The Meyerman character adds an intriguing twist to the story. As it turns out, he belongs to a European Police Commission, a presumed counterpart to INTERPOL, but his supernatural knowledge on top of whatever official standing he has in his homeland make him a paradoxical figure. You feel like there's more to be explored about the apparent collaboration of Cold War enemies against an undead menace, and it made us wonder whether anyone's ever done a spies-vs-vampires story set in this period.
"In Hungary, or wherever I come from, the saying is: Speak softly and carry
a sharp stick. " John Wengraf as Mr. Meyerman.
Here's a neat little trailer with an exclusive speech by Lederer, uploaded to YouTube by CrowTRobot1313.
Sunday, February 13, 2011
In Vlkov, the Bohemian valley of the bees, the lord of the manor is getting married. It's his second marriage, at least, and the bride is practically a child, not much older, it looks, than the lord's son Ondrej. The boy is, perhaps understandably, resentful of a stranger taking the place of his mother. His idea of a wedding gift to her is a basket of flowers with live bats at the bottom. The insult enrages Dad, who grabs Ondrej and throws him face first into a stone wall. He repents his rage at once, praying for his son's recovery, and promising him to one of the militant religious orders if he does recover. He does.
Ondrej returns to the valley of the bees, where his father had long since died. He sets himself up as the lord of the manor, eventually claiming his erstwhile stepmother Lenora (Vera Galatikova) as his own bride. But in a creepy echo of the opening wedding scene, Arnim appears at the gate as young Ondrej had years earlier, and Ondrej steps over the table to confront him as his father had. But he manages to defuse the situation with his new wife's help, inviting the reluctant warrior to stay the night. It's a nice gesture, but not necessarily a wise one....

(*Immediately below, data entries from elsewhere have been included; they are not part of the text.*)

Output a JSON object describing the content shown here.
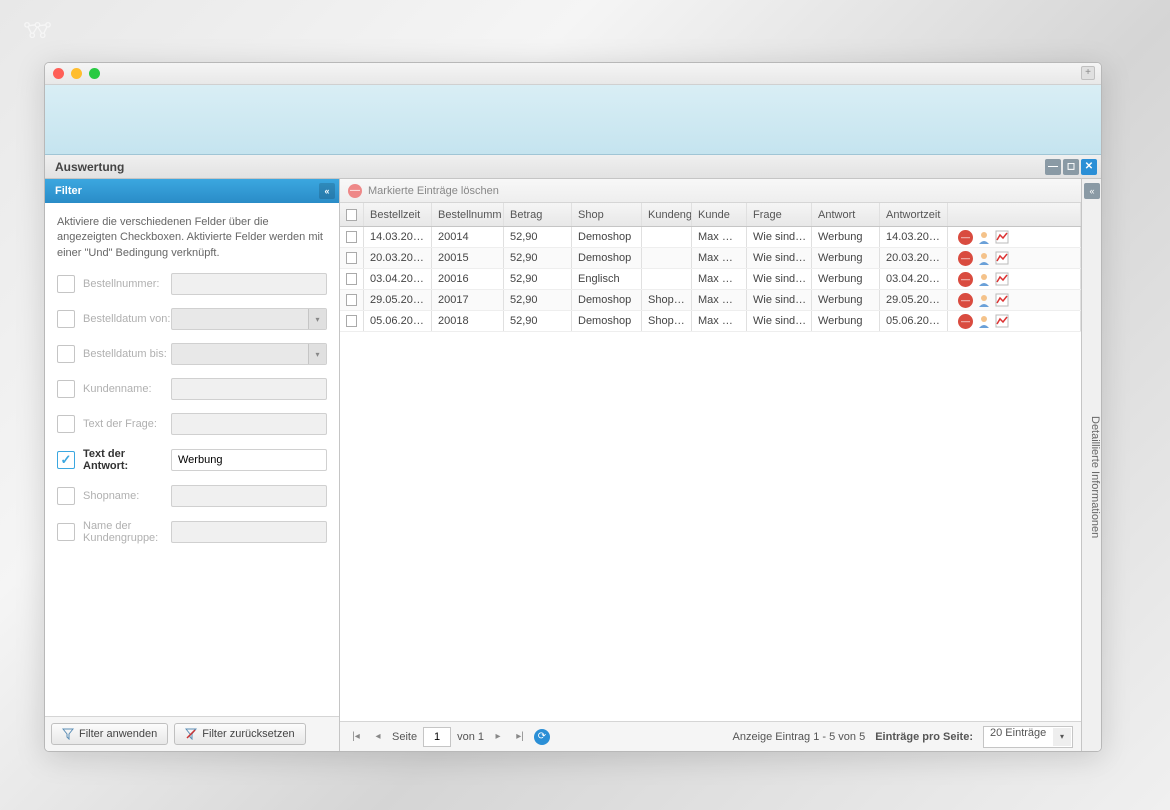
{
  "panel": {
    "title": "Auswertung"
  },
  "filter": {
    "title": "Filter",
    "description": "Aktiviere die verschiedenen Felder über die angezeigten Checkboxen. Aktivierte Felder werden mit einer \"Und\" Bedingung verknüpft.",
    "fields": {
      "bestellnummer": {
        "label": "Bestellnummer:",
        "value": "",
        "checked": false
      },
      "bestelldatum_von": {
        "label": "Bestelldatum von:",
        "value": "",
        "checked": false
      },
      "bestelldatum_bis": {
        "label": "Bestelldatum bis:",
        "value": "",
        "checked": false
      },
      "kundenname": {
        "label": "Kundenname:",
        "value": "",
        "checked": false
      },
      "text_frage": {
        "label": "Text der Frage:",
        "value": "",
        "checked": false
      },
      "text_antwort": {
        "label": "Text der Antwort:",
        "value": "Werbung",
        "checked": true
      },
      "shopname": {
        "label": "Shopname:",
        "value": "",
        "checked": false
      },
      "kundengruppe": {
        "label": "Name der Kundengruppe:",
        "value": "",
        "checked": false
      }
    },
    "apply": "Filter anwenden",
    "reset": "Filter zurücksetzen"
  },
  "grid": {
    "delete_marked": "Markierte Einträge löschen",
    "columns": [
      "Bestellzeit",
      "Bestellnumm",
      "Betrag",
      "Shop",
      "Kundeng",
      "Kunde",
      "Frage",
      "Antwort",
      "Antwortzeit"
    ],
    "rows": [
      {
        "c": [
          "14.03.20…",
          "20014",
          "52,90",
          "Demoshop",
          "",
          "Max …",
          "Wie sind…",
          "Werbung",
          "14.03.20…"
        ]
      },
      {
        "c": [
          "20.03.20…",
          "20015",
          "52,90",
          "Demoshop",
          "",
          "Max …",
          "Wie sind…",
          "Werbung",
          "20.03.20…"
        ]
      },
      {
        "c": [
          "03.04.20…",
          "20016",
          "52,90",
          "Englisch",
          "",
          "Max …",
          "Wie sind…",
          "Werbung",
          "03.04.20…"
        ]
      },
      {
        "c": [
          "29.05.20…",
          "20017",
          "52,90",
          "Demoshop",
          "Shop…",
          "Max …",
          "Wie sind…",
          "Werbung",
          "29.05.20…"
        ]
      },
      {
        "c": [
          "05.06.20…",
          "20018",
          "52,90",
          "Demoshop",
          "Shop…",
          "Max …",
          "Wie sind…",
          "Werbung",
          "05.06.20…"
        ]
      }
    ]
  },
  "pager": {
    "page_label": "Seite",
    "page": "1",
    "of": "von 1",
    "display": "Anzeige Eintrag 1 - 5 von 5",
    "per_page_label": "Einträge pro Seite:",
    "per_page": "20 Einträge"
  },
  "detail": {
    "title": "Detaillierte Informationen"
  }
}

Primal passions are in play here, despite the characters' extreme efforts to overcome them. The end products are moments of startling cruelty. Vlacil can get as violent as any of his European peers of the period, and his film is of a piece with films from all over the continent (including the Czech Witches' Hammer) that contemplate or wallow in the brutality of pre-modern life. At least it seems more tasteful in black and white. The cinematography by Frantisek Uldrich offers the starkest contrasts of earthy everyday life and the immaculate austerity aspired to be religion. Invariably, however, the film reverts to violence and moral horror, with religion exacerbating rather than alleviating the upheavals of Arnim's troubled soul.

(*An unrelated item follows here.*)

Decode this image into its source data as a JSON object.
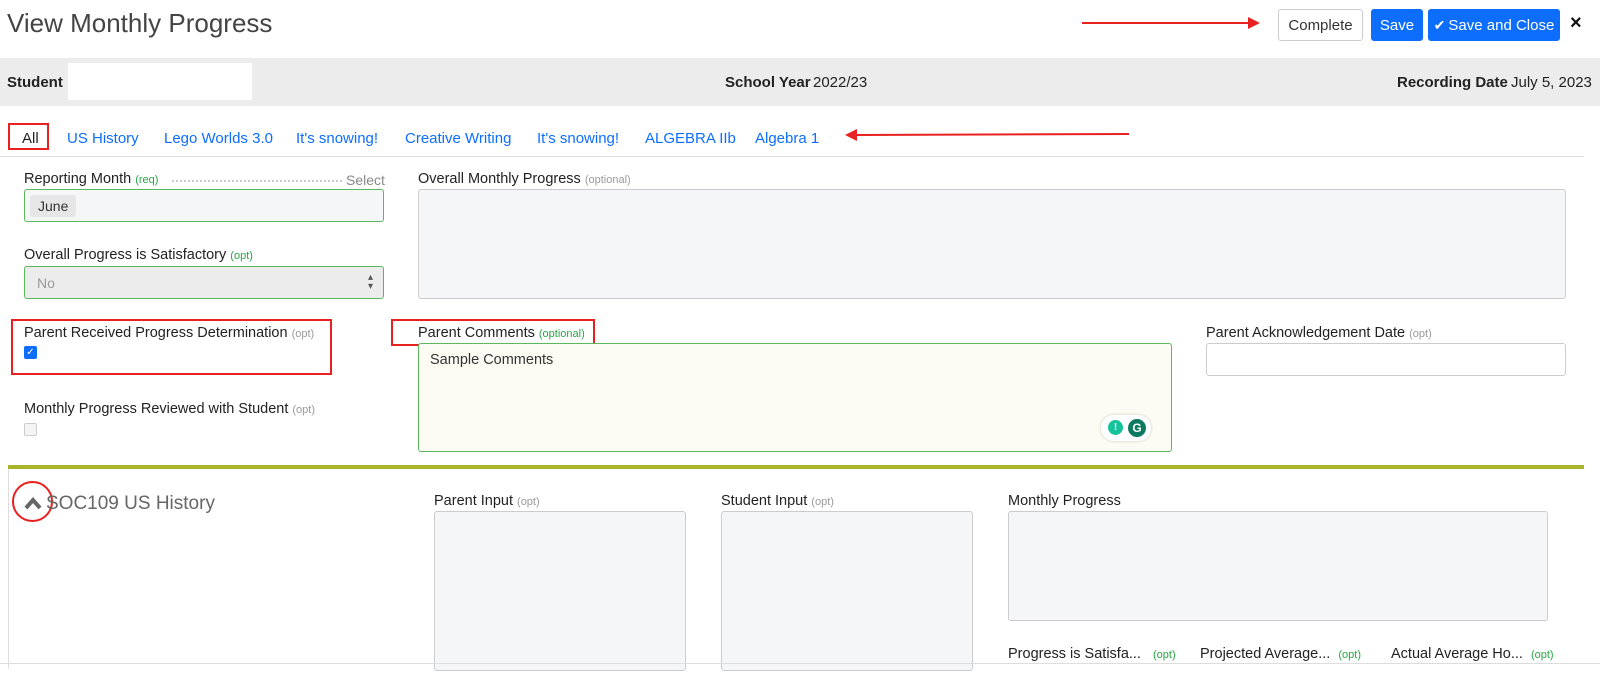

Lenora and Ondrej try to cheer up Arnim, but some people are incapable of cheer. You can usually tell them by the crusader gear and the crosses on their capes.

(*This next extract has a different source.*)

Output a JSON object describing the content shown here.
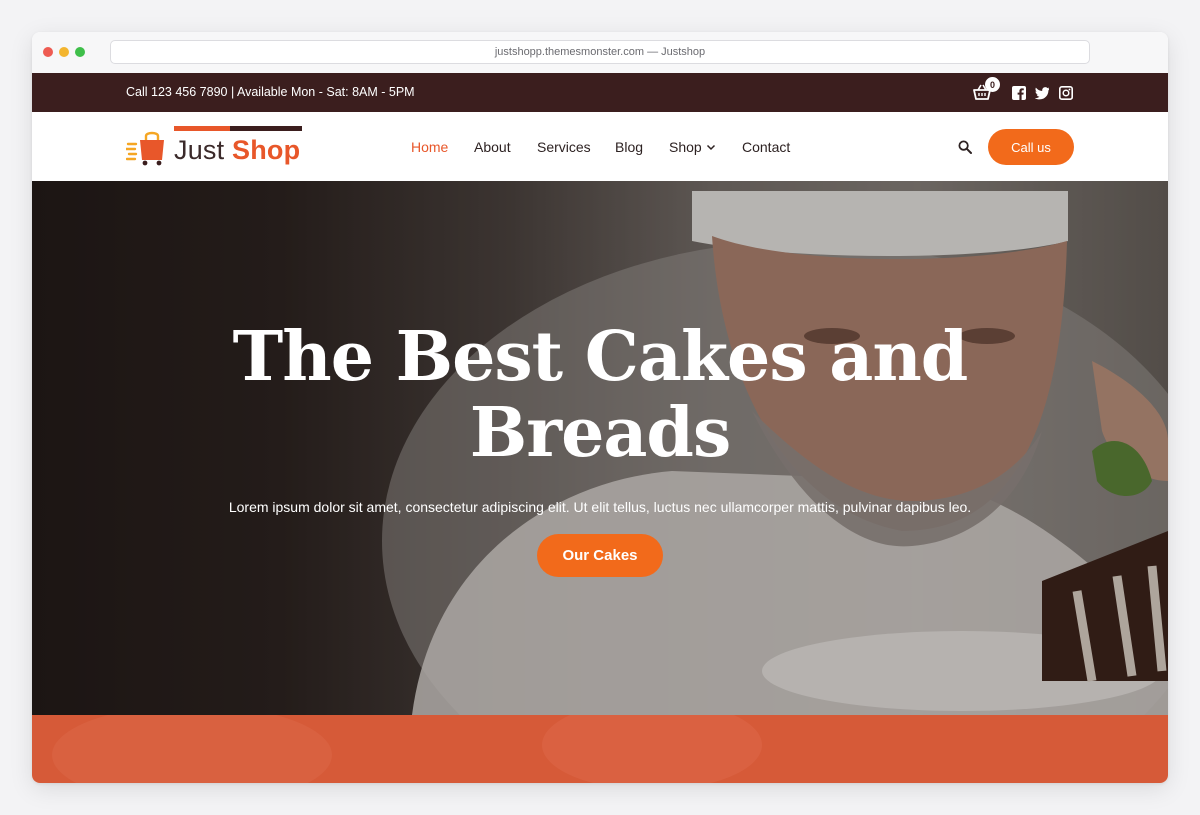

Armin and Lenora both struggle with unnatural-seeming feelings for Ondrej. The effort doesn't work well for either of them.
I thought the echoing of the first wedding in the second was a bit heavy handed, and the finish was pretty predictable once Arnim was invited to stay, but in sum I was impressed by Vlacil's direction and his construction of a convincingly dingy and decadent past. I'll be willing to give him another try, and now that I know the name, I think my local library may have a copy of Adelheid, the film that followed Bees. If so, my own private Vlacil festival will go on.